    The government of Ukraine agreed tonight to scrap new anti-protest laws. The announcement came on the official Web site of President Viktor Yanukovych. He imposed the laws earlier this month, sparking violent clashes between police and demonstrators. The opposition wants closer ties with the European Union, but the government has signed a new pact with Russia instead.

    The Syrian peace talks appear stuck for the moment, after negotiations lasted less than an hour today. The focus was supposed to be on creating a possible transitional government. Instead, the Assad regime offered a paper on fighting terrorism and cutting off funds for rebels.

    After the meeting broke down, the opposition and the regime blamed each other.

    MURHAF JOUEJATI, Adviser to Syrian National Coalition: The focus, as all the international community expected, was for us to discuss the implementation of the Geneva communique. Instead, the regime put forth what they called a joint declaration of principles, which was clearly a deviation from the path.

    BOUTHAINA SHAABAN, adviser to Syrian President Bashar al-Assad: We were surprised that this basic paper was rejected by the other side, who either doesn't have the capacity to acknowledge Syria and its territorial integrity, or they don't care about what is happening to the Syrian people.


    Over the weekend, the two delegations did agree to let women and children leave the besieged city of Homs, but they have yet to work out the logistics.

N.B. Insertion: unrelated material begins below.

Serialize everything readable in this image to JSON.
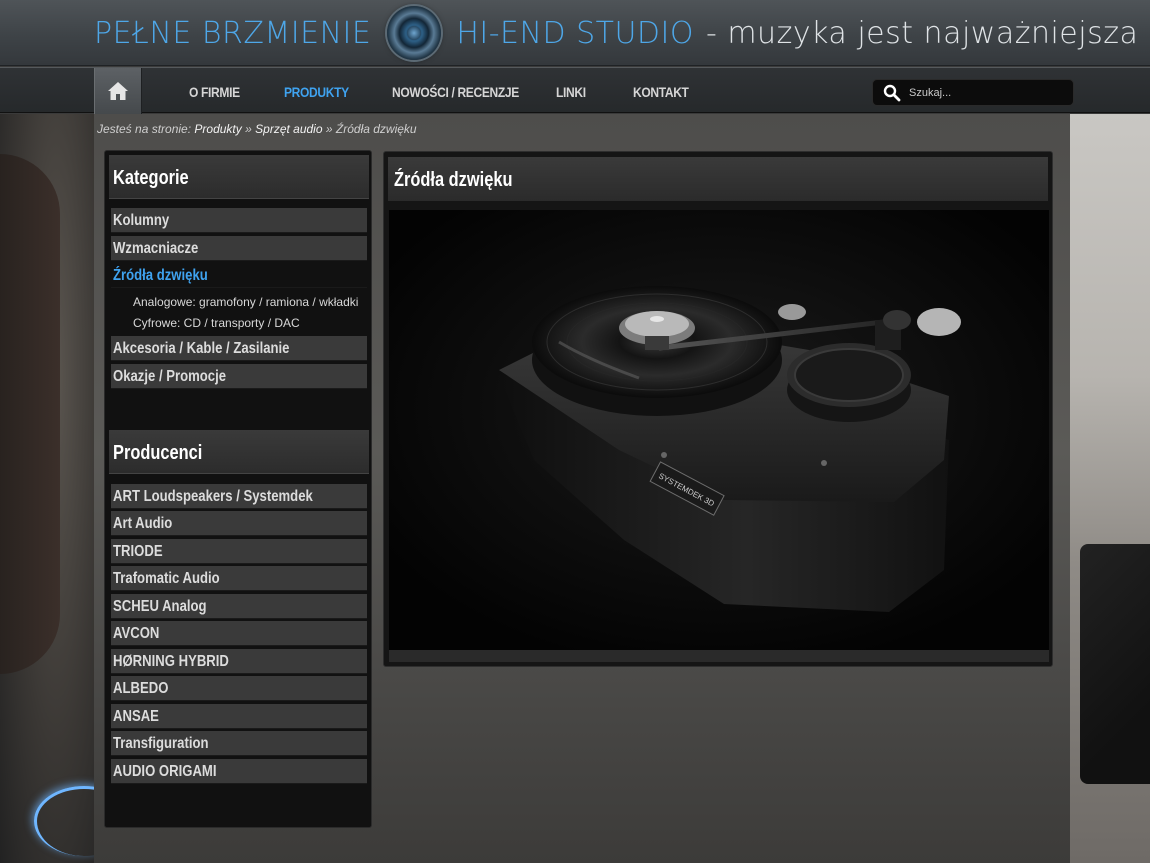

    A new wave of bloodshed has broken out in northeastern Nigeria; 45 people were killed at a church service on Sunday, and at least 52 others died today in a separate attack on a village. The attackers are believed to be from Boko Haram, a radical Islamist sect that launched an uprising in 2009.

    Back in this country, jury selection began today in New Orleans in the federal corruption trial of former Mayor Ray Nagin. The two-term Democrat is accused of taking more than $200,000 in cash and other gifts from contractors. In exchange, he allegedly helped them secure millions of dollars in city repair work after Hurricane Katrina. Nagin left office in 2010.

    Republican Congressman Trey Radel is resigning his House seat, after he pleaded guilty to cocaine possession late last year. The freshman from Florida initially insisted he'd stay on, but party leaders urged him to step down. Radel had been in office 10 months when he was caught buying cocaine from an undercover police officer in Washington.

    Wall Street had another down day, but the losses were far less severe than last week. The Dow Jones industrial average fell 41 points to close below 15838. The Nasdaq lost 44 points to close at 4083.

    The French duo Daft Punk basked in congratulations today after winning four Grammy Awards last night in Los Angeles. The electronic music pioneers perform as helmeted, silent robots. Their wins included record of the year for the song "Get Lucky" and album of the year. Producer Pharrell Williams and hip-hop artists Macklemore and Ryan Lewis also claimed four trophies apiece.